Breast conservation surgery followed by radiation therapy for women with early stage breast cancer has been proven to have the same outcomes as mastectomy. However, conventional radiation therapy requires five daily treatments for 5-7 weeks, a regime that may be logistically difficult for the patient and potentially impossible to undertake if she does not live near a treatment centre.
Accelerated partial breast irradiation (APBI) enables women to complete radiation treatments in just five days. The use of intra-cavity ABPI treatment is increasing in the USA and in Europe. Clinical trial results are proving that the outcomes for low risk breast cancer patients are comparable to traditional treatment and that this is an easier to complete and more acceptable form of radiation therapy for the patients. Radiation oncology departments of hospitals and cancer centres operating at maximum capacity also benefit.
The limitation of ABPI, most commonly delivered by breast brachytherapy, has been the narrow criteria used to select appropriate patients. APBI is not suitable for every woman identified with early stage breast cancer. Eligibility requirements include the criteria that the tumour is no larger than three centimetres, with clear margins of excision, and negative lymph node involvement. Because of the unknown risk of cancer recurrence, the treatment has been limited to women over 45 years. Location of the tumour cavity from the lumpectomy also has been a critical issue, as is the size of the patient's breast, due to concern about radiation to the chest wall and skin toxicity.
Clinical results reported in April and May about clinical outcome findings will enable a broader spectrum of patients to receive this therapy. Age does not appear to be an issue. A group of women who participated in the first clinical trial evaluating the use of MammoSite, the first balloon brachytherapy catheter that received both the USA’s Food and Drug Administration 510-K approval and a CE Mark, have been followed since the trial results were first reported in 2003.

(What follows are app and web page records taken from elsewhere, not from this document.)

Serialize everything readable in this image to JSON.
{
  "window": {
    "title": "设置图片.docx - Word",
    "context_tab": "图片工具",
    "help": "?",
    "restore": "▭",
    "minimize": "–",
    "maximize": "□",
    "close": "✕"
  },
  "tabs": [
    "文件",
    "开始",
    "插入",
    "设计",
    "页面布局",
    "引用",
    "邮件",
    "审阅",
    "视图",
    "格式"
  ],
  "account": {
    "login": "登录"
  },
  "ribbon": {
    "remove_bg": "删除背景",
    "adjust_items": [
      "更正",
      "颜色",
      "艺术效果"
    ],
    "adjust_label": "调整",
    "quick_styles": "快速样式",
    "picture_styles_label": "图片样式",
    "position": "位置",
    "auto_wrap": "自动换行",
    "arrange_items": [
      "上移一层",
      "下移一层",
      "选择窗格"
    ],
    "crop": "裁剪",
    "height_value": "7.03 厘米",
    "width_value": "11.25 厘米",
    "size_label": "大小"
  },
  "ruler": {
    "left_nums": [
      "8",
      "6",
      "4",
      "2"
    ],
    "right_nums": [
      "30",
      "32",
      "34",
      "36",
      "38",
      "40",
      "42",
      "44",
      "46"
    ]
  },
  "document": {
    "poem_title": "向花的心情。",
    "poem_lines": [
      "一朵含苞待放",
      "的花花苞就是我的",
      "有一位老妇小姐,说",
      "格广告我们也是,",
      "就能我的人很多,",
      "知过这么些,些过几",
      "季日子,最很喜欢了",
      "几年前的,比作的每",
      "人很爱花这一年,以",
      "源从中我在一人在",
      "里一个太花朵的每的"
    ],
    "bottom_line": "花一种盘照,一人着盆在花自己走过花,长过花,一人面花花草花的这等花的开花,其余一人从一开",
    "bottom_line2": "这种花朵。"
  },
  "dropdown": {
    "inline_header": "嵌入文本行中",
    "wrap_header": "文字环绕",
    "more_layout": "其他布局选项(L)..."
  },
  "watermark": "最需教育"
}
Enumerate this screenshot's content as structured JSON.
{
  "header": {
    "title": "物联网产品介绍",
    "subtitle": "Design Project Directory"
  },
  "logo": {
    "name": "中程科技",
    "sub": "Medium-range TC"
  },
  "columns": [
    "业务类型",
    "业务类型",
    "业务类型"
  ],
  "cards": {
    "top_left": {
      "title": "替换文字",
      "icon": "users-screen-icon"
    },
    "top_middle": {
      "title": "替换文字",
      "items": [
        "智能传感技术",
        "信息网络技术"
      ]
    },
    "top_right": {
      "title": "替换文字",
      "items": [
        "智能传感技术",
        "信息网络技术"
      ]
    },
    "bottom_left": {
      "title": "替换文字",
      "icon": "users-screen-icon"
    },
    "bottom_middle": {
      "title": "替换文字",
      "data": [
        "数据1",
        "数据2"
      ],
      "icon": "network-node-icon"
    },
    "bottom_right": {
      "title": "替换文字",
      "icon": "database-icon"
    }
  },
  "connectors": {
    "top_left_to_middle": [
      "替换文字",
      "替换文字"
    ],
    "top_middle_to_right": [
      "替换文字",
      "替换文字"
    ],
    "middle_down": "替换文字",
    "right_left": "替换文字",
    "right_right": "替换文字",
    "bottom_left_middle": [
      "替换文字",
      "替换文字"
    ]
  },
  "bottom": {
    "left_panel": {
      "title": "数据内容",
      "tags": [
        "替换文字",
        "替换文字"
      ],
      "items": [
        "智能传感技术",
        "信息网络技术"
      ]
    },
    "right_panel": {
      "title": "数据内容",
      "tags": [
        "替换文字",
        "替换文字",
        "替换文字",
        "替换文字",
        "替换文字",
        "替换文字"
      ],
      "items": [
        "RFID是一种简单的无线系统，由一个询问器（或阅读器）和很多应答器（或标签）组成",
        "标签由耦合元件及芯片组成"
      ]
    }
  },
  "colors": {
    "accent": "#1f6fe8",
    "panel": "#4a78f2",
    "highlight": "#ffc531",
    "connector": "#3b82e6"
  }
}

This clinical trial was conducted by the American College of Breast Surgeons. It included 1,440 patients being treated between 2002 and 2004 at 97 hospitals. After three years, only 2.5% of the women had a local breast cancer recurrence, and 89% had good to excellent cosmetic results. After five years, the women who were 31 to 50 years of age at the time of treatment have comparable outcomes to women over 50. The effectiveness of APBI treatment appears to be neutral in age. These results were published online in the Annals of Surgical Oncology, in March this year,
The MammoSite single-entry catheter consists of a balloon that is inflated to the cavity edges of a tumour, and permits a symmetrical radiation dose distribution to be delivered from inside the cavity to the adjacent tissues surrounding the balloon. An estimated one third of all women who otherwise would be eligible for the treatment cannot be treated because their tumour cavity is either too close to the skin tissue or too adjacent to the chest wall with potential damage to the heart.
The approval of two types of single entry-multi-catheter for use in Europe will change this. The difference is that once the balloon is inflated, different radiation doses may be dispensed in each catheter, sparing a potentially damaging dose to skin or the chest wall in very close proximity to the tumour cavity. The use of the SAVI applicator from Cianna Medical of Aliso Viejo, California and the Contura Multi-Lumen Balloon from SenoRx of Irvine, California, enables radiation oncologists to customise effective treatment of even the smallest breasts.
This spring the results of clinical trials for each product were published. Radiation oncologist Sheree Brown MD, and colleagues at the Wellstar Kennestone Hospital in Marietta, Georgia, published their experiences with 41 patients in Brachytherapy. Patients treated over 12 months between June 2007 and May 2008 had comparable outcomes and mild toxicities similar to MammoSite.
Study results of 63 patients treated with the SAVI applicator at the Moores University of California-San Diego Cancer Centre and the 21st Century Oncology private cancer treatment clinic, in Fort Myers, Florida, were equally positive. The researchers presented their findings in April at the American Society of Breast surgeon's annual meeting.
With such clinical trial results, a much greater percentage of women with early stage breast cancer should be able to have this fast, five-day cancer treatment and get on with their lives.
Report: Dorothy M McSherry, i.t. communications